“Hide thy face from my sins,” he cries out in Psalm 51, “and blot out all mine iniquities.” Thus does David sound the depths of his own brokenness: 

For I acknowledge my transgressions; and my sin is ever before me. Against thee only have I sinned, and done this evil in thy sight …

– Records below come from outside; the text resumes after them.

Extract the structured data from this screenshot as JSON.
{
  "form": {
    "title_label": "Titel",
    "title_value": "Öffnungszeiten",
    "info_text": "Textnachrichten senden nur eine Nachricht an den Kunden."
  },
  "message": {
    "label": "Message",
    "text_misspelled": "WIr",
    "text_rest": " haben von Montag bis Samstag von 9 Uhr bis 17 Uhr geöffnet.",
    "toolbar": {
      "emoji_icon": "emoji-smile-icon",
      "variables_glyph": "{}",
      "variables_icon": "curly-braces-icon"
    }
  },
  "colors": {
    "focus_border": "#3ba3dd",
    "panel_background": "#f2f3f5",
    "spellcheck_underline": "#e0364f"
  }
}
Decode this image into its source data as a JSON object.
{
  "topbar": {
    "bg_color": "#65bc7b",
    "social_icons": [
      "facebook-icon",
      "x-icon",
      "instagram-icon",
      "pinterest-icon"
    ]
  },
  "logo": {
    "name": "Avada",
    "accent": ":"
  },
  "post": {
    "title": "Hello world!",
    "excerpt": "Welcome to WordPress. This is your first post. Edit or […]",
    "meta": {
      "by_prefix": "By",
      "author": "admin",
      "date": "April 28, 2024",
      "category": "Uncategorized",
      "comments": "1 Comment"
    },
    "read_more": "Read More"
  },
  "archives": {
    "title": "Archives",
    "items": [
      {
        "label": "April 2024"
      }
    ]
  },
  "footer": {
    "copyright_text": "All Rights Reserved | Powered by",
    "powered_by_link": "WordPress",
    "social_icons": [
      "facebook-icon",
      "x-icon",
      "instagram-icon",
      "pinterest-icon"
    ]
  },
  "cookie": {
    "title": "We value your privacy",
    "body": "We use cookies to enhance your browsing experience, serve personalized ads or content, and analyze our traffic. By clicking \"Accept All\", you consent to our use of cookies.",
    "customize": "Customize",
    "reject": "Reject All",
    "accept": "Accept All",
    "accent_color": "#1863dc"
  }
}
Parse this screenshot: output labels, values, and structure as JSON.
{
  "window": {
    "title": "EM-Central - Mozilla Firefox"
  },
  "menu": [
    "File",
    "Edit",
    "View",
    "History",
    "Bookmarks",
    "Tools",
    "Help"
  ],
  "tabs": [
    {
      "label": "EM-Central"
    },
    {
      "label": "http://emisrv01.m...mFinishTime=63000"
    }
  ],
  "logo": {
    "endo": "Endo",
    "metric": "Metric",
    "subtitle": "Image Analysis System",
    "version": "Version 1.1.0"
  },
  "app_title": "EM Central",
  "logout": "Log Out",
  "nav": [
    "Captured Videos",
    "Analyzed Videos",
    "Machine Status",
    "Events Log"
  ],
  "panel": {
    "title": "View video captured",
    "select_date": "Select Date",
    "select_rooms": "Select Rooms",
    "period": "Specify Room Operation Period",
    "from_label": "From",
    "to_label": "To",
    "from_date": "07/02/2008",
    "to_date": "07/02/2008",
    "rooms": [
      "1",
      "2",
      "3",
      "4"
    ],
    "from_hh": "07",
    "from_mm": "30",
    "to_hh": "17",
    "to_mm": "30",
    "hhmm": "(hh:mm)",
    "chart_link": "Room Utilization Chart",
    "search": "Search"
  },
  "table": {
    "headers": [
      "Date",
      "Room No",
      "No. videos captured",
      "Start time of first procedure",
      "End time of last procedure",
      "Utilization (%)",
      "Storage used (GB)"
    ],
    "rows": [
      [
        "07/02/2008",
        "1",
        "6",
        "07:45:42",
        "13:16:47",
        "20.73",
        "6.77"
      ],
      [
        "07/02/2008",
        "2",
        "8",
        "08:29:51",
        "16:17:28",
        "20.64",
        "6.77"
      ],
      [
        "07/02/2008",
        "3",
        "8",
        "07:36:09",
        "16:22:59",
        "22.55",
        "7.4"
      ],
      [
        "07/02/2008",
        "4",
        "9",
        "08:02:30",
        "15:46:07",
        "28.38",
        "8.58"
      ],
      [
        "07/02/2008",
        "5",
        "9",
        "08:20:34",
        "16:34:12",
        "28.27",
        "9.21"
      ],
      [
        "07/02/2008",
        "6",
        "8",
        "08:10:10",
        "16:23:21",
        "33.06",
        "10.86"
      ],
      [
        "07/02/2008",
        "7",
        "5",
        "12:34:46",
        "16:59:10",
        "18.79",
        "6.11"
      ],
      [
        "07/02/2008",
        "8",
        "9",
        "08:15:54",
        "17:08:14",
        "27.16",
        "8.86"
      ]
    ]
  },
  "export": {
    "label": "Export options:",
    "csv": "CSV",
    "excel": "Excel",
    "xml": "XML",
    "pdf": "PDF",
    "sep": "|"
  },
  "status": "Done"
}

And knowing that his sin is ever before him, done in the sight of one who sees all, the psalmist begs God for a new heart, a heart steeped in the pure and pellucid waters of God’s own life, the abounding goodness of his being, that he might then “teach transgressors thy ways; and sinners shall be converted unto thee.” But it will not happen because so many burnt offerings are made, ritually slaughtered, then dutifully and sent up to God, whose anger will somehow be deflected by the sheer number of dead animals. These give no pleasure to God whatsoever. “The sacrifices of God are a broken spirit; a broken and a contrite heart, O God, thou wilt not despise.” 

Behold, thou desirest truth in the inward parts: and in the hidden part thou shalt make me to know wisdom.
Purge me with hyssop, and I shall be clean: wash me and I shall be whiter than snow.
Create in me a clean heart, O God; and renew a right spirit within me.
Cast me not away from thy presence; and take not thy holy spirit from me.
Restore unto me the joy of thy salvation; and uphold me with thy free spirit.

If the one thing we most need in taking leave of this life is that we ensure safe passage into the next, then the thing we must fear above all is sin, which seeks at every turn to thwart our getting home to God at all. The avoidance of sin, the attraction to God, such is the basic and defining drama of the life of man, concerning which the psalms, especially those seven, provide perfect penitential edge. So, let us have frequent recourse to them, allowing the Holy Ghost — who, as the poet Hopkins reminds us, “over the bent world broods with warm breast and with ah! bright wings” — to fill us with such understanding of the things of God that all waywardness will be swept ever more effortlessly away.